Even before President Obama could return for talks with Congressional leaders on the debt ceiling and deficit reduction, Speaker of the House John Boehner pulled the plug.
The talks are some of the biggest policy discussions in decades, but Speaker Boehner said Saturday night in a paper statement that he is now skeptical that an agreement can be reached in a $4 trillion deal.
"Despite good-faith efforts to find common ground, the White House will not pursue a bigger debt reduction agreement without tax hikes," Boehner said.
Instead of a grand bargain as President Obama has been hoping for, Boehner now says he's concentrating on producing a smaller measure that "still meets our call for spending reforms and cuts greater than the amount of any debt limit increase."
Boehner said he wants to focus on a smaller $2 trillion deal, as Vice President Joe Biden was discussing with a bipartisan group prior to the president's involvement, as opposed to the $4 trillion deficit cuts deal that was anticipated from today's planned negotiations.
The White House issued a statement soon after Boehner's, saying that while the president sees solving the country's fiscal issues as imperative, the administration sees the Republicans' demands as putting an unfair burden on the middle class and elderly.
"We cannot ask the middle-class and seniors to bear all the burden of higher costs and budget cuts," White House Communications Director Dan Pfeiffer said in a statement Saturday night. "We need a balanced approach that asks the very wealthiest and special interests to pay their fair share as well, and we believe the American people agree."
While Boehner has been receiving pressure from Tea Party members, who are unwilling to compromise on raising taxes, the White House was also receiving pushback from Democrats wary of potential cuts to programs such as Social Security and Medicare.
Boehner's Saturday night statement marked a major shift in the tone surrounding the debt negotiations, at a time when it seemed that a bipartisan agreement was imminent.
In contrast to his statement last night, Speaker Boehner expressed hope on Friday that a deal could be struck.
"We hope the Democrat counterparts will join us and seize this opportunity to do something big for our economy, and frankly, for our future, and to, hopefully, get Americans back to work," Boehner said Friday.

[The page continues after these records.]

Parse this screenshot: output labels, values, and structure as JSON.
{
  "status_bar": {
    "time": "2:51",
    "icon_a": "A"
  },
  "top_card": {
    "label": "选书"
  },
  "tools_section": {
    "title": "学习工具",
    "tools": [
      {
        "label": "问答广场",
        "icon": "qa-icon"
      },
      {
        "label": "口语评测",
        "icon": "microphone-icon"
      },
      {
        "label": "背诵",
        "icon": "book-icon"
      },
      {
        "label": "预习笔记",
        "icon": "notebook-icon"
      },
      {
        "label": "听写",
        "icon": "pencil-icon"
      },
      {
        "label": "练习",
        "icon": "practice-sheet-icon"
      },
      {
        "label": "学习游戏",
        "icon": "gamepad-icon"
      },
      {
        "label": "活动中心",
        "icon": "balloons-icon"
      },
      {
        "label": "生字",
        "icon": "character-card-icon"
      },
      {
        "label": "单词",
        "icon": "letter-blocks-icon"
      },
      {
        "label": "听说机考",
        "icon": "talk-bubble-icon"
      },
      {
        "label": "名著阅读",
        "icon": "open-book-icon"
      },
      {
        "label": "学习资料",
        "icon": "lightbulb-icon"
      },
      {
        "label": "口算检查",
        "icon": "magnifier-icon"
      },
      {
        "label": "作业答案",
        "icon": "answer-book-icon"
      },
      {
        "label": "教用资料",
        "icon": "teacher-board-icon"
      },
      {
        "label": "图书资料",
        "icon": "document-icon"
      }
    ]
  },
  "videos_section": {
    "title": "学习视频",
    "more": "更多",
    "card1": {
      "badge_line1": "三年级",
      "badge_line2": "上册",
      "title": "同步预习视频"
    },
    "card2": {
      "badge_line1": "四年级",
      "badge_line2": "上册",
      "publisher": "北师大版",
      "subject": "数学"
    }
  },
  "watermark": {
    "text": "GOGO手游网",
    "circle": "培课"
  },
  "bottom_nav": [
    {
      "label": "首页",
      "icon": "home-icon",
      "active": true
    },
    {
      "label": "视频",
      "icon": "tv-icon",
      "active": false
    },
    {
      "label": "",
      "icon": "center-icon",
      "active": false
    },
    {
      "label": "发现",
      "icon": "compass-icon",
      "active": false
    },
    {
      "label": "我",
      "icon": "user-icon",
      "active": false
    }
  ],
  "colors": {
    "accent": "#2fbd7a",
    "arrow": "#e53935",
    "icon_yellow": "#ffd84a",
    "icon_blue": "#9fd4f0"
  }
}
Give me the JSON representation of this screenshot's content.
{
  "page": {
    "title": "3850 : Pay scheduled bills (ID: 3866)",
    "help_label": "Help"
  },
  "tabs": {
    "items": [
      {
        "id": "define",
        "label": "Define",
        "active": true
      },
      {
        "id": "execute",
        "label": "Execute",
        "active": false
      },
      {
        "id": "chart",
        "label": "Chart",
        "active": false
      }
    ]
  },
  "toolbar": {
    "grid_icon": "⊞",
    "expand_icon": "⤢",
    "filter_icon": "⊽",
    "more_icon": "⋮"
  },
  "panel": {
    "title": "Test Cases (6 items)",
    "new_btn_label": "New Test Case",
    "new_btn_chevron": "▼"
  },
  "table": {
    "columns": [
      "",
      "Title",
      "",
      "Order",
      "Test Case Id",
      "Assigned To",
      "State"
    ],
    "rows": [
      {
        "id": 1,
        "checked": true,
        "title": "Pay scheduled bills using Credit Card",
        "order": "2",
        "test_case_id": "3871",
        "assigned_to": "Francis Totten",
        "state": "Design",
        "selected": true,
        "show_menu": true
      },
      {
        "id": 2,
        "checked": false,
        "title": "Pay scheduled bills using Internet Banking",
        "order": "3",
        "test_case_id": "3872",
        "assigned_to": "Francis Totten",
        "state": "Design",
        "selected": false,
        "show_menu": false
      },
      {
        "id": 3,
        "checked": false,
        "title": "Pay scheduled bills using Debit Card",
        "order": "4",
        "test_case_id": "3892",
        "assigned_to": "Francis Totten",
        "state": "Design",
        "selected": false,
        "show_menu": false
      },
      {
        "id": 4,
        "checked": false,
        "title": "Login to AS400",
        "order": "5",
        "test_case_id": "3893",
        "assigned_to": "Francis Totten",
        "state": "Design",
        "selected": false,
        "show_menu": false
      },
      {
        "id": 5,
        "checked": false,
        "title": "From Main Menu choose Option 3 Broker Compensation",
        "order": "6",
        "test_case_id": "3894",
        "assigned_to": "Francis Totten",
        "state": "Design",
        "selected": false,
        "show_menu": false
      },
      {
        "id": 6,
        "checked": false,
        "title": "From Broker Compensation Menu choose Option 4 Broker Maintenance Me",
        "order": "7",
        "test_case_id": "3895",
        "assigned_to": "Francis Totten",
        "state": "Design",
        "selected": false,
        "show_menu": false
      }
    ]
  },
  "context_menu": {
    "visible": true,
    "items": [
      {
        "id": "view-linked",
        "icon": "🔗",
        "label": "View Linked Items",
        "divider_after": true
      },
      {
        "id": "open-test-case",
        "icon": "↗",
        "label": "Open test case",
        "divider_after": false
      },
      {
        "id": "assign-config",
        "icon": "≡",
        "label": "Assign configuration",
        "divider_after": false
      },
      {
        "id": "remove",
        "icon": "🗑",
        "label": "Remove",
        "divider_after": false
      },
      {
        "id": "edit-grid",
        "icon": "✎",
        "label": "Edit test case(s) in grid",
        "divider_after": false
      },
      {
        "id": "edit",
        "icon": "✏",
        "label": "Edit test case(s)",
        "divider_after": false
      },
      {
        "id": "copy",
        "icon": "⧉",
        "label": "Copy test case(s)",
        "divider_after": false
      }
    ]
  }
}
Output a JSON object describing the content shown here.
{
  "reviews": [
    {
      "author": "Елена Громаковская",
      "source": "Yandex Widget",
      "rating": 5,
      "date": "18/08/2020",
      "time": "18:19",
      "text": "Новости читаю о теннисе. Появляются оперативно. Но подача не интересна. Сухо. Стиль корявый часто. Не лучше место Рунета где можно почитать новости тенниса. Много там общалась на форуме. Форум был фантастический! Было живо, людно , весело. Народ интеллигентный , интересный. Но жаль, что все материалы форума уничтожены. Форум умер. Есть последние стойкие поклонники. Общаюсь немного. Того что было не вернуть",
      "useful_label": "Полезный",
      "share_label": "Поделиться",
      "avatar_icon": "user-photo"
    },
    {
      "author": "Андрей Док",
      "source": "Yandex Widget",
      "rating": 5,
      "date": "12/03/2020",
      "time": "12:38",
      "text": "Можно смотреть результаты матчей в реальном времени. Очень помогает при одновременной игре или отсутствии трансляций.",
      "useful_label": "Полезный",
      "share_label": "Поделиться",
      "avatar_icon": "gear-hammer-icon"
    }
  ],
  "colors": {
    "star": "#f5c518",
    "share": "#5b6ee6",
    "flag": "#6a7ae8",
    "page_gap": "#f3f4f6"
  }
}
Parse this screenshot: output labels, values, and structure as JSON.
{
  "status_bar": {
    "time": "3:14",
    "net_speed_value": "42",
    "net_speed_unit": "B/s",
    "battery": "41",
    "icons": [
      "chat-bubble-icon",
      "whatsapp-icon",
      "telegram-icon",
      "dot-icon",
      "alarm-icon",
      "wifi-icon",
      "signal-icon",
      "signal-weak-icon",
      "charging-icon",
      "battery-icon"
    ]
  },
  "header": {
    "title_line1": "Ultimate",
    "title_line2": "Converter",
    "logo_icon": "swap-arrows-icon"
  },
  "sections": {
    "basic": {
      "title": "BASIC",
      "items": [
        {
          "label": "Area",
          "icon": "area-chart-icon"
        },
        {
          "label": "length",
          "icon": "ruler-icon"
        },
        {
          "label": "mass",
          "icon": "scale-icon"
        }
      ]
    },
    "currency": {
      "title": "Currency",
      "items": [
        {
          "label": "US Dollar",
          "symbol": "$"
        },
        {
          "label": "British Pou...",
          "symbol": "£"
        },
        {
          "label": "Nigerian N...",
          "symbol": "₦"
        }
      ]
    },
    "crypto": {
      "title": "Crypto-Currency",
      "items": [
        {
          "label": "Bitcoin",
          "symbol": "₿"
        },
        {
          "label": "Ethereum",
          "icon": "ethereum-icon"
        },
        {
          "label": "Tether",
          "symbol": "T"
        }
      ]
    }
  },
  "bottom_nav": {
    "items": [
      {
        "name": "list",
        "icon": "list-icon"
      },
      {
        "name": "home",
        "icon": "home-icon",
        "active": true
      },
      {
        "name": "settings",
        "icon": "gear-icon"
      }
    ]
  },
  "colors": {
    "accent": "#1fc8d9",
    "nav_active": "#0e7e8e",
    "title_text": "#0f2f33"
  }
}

Following Friday's bad jobs report, which showed that the US economy gained only 18,000 jobs in June, Boehner was not alone in calling bipartisan cooperation in reaching a compromise. He was one among many leaders from both parties.
President Obama similarly called the negotiations an "extraordinary opportunity," saying the American people expect both parties to work together on reaching compromise.
"That's the least that they should expect of us, not the most that they should expect of us," President Obama said in remarks following Friday's jobs report. "I'm ready to roll up my sleeves over the next several weeks and next several months. I know that people in both parties are ready to do that as well."
Despite the optimistic tone from both parties last week, it does not seem that the political disagreements will be resolved this weekend.
Though the breakdown in the negotiations represents the sort of political bickering that leaders decried last week, Ryan McConaghy, Economic Program Director of the think-tank Third Way, said that leaders in Washington understand that the stakes are high.
"If the economy goes into a recession, voters are going to be very angry," McConaghy said. "They've spent weeks on this, they've both been in the room, and they've both said it's important. They both have something to gain by doing it and they both have something to lose by failing."
McConaghy predicts that if a deal is not struck, a blame game will begin between Republicans and Democrats.
"I think what you'll see, is they realize that you know they'd have to start preparing for the worst and that might meaning starting to assign blame for why deal isn't going to happen," McConaghy said.